Elijah confronted the king, the queen, the pagan priests, the false prophets. He fearlessly stared them all down. But, before the awesome truth of God, Elijah meekly humbled himself.
Sirach reports how the Lord took Elijah up to heaven in a fiery chariot: a sign that another divine visitation was yet to come, that the justice which Elijah proclaimed would, in due time, come to fulfillment. In other words, the Messiah would come–the heavenly man, the Anointed, Who would reign as the Prince of Peace.
The Bible, Christ, our Church; our faith, our religion: these demand our most profound allegiance. We serve Christ all the time, everywhere we find ourselves, in everything we do.
What kind of religion would we have if it had to confine itself to the church building alone? If religion meant only ceremonies in the church, and everything outside the doors was really a totally different life, governed only by the laws of the state, and Christ our King had no power over us once we drove off church property?
Obviously, that would be no kind of religion at all, at least not as far as we are concerned. We practice the religion of the Bible, the religion of Elijah the fearless prophet, the religion of the heroes of Israel. We practice the religion which is due to the Creator and Savior of the world. His power and love extend everywhere. So we must serve Him everywhere.
Any human law which would impede the faithful service of Elijah’s God, the God of the holy Catholic Church—any law which would prohibit the service of this all-demanding God—that’s an unjust law, no law at all.
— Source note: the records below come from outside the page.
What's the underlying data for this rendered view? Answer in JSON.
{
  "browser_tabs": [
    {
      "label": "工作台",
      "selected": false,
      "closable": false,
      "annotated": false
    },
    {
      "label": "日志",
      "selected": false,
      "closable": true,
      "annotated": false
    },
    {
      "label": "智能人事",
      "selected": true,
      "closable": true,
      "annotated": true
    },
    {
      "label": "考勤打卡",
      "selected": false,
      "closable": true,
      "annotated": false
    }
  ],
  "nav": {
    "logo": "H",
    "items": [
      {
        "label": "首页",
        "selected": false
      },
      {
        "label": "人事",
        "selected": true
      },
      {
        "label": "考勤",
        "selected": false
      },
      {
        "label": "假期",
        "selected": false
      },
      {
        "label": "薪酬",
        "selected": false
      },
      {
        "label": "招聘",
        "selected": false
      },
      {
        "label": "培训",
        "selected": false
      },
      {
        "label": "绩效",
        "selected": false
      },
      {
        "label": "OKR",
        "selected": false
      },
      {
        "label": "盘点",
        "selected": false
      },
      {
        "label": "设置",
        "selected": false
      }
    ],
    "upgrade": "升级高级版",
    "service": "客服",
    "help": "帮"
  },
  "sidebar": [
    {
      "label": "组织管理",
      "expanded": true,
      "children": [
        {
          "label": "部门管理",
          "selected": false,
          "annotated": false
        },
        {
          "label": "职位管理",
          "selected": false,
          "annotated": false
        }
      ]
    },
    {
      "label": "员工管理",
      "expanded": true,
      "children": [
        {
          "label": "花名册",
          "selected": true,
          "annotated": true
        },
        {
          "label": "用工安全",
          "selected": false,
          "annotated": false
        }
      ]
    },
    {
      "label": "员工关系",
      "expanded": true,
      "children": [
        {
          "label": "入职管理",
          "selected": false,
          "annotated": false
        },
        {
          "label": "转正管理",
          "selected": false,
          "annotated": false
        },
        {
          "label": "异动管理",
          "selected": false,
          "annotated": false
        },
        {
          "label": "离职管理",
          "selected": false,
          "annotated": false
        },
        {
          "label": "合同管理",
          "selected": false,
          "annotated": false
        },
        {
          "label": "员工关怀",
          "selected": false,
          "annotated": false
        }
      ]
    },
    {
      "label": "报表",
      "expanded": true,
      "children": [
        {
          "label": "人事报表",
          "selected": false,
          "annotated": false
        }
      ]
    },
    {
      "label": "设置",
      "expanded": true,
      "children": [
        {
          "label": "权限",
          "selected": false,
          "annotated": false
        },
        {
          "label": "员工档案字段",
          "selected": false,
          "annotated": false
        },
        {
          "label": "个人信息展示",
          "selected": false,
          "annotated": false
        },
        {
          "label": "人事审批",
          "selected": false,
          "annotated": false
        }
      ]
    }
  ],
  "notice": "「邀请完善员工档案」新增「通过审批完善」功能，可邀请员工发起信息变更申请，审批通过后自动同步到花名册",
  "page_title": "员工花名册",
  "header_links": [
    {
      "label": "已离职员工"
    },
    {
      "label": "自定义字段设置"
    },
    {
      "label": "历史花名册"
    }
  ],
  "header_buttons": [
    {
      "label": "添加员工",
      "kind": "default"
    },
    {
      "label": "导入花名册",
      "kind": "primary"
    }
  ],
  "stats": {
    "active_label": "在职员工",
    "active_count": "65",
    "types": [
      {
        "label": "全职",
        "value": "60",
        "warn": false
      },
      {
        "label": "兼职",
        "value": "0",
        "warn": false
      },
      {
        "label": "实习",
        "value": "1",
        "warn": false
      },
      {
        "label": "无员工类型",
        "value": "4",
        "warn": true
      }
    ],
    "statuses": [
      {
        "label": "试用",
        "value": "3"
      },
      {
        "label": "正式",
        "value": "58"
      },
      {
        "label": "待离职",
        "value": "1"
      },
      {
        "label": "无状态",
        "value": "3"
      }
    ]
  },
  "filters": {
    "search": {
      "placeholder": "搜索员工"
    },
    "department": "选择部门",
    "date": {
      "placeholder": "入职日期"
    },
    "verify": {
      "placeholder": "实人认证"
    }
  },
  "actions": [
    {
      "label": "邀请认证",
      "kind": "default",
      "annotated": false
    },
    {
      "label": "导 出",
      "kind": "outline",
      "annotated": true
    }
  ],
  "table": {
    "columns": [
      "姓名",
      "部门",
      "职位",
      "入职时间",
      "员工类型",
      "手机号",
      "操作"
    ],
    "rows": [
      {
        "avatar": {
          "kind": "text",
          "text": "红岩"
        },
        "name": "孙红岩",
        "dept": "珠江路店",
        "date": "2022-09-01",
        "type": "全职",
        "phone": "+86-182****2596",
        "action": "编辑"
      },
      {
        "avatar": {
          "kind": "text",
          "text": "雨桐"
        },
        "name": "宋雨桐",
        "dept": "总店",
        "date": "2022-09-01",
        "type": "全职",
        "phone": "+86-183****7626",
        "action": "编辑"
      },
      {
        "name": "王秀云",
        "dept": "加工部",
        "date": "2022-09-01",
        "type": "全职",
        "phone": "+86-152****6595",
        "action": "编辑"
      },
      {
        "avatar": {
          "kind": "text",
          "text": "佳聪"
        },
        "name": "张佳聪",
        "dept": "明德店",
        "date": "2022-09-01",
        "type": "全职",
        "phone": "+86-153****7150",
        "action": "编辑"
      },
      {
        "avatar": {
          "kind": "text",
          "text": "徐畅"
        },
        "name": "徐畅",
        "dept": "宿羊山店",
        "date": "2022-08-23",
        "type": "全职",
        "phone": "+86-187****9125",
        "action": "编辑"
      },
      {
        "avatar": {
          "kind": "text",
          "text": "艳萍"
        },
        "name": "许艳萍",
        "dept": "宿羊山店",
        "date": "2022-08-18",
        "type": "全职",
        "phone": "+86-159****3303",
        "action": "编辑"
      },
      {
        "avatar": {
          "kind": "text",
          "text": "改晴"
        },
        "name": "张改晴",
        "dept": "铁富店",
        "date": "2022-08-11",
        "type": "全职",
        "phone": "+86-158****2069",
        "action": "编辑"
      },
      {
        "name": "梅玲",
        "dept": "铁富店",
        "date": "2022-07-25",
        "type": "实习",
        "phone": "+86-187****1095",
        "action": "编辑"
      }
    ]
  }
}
That’s a law which any person of conscience must consider it his or her bounden duty to break.
Tomorrow we begin the fortnight of prayer and fasting which our bishops have asked us to undertake. In the Sermon on the Mount, the Lord Jesus gives instructions for “when you fast.” In other words, He does not bind us to fast all the time. Sometimes He does.
Why is this one of those times? Because we perceive a serious problem in our country. And we hope that, with divine assistance, we can avert a crisis.
Jonah proclaimed a fast in Nineveh. The Ninevites fasted, and the tide of history turned.
How do we fast? First of all, we stop sinning. Also, we eat less than usual. We renounce–for a time–some of the pleasures that we rightfully enjoy at other times.
We quiet everything down. We focus on the invisible, tremendous power of God.
Instead of snacking, we pray. Instead of watching t.v., we read a holy book. Instead of going to the movies, we go to church to watch a movie.*
We focus on what matters. We acknowledge that life on earth passes quickly, and we fix our eyes on our true goal. We let the cellphone go, and we communicate with our most faithful friends, who are in heaven.
Christ has offered to the Father the worthy sacrifice that rights all the wrongs of history. The sacrifice of the Cross, the sacrifice of the Mass—the infinite sacrifice of divine love: this sacrifice, and this sacrifice alone, can turn this world into a place of peace and truth.
We Christians can and must participate in the sacrifice of Christ by our own humble sacrifices. The Lord offered Himself to the Father in the thick of this confused and misguided world. The crucifixion of the innocent Lamb convicts the world of dishonesty and malice. We fast because this conviction still stands. Something is rotten in the State of Denmark. It cries out to heaven when the government tries to tell the Church that She must violate Her own teachings, or else be punished. May God be merciful and give the whole business a fresh start.
We pray that the Fourth of July will find America united in peace. May the Lord move in His own way to open eyes and soften hearts.
We know that without God we know nothing at all and have no taste whatsoever for anything good.
May His holy will be done. And may whatever strife we endure now in the heat of spiritual battle serve to fill us with more love for God and for each other.
* In our humble little parish cluster, we will get together to watch a “Man for All Seasons.”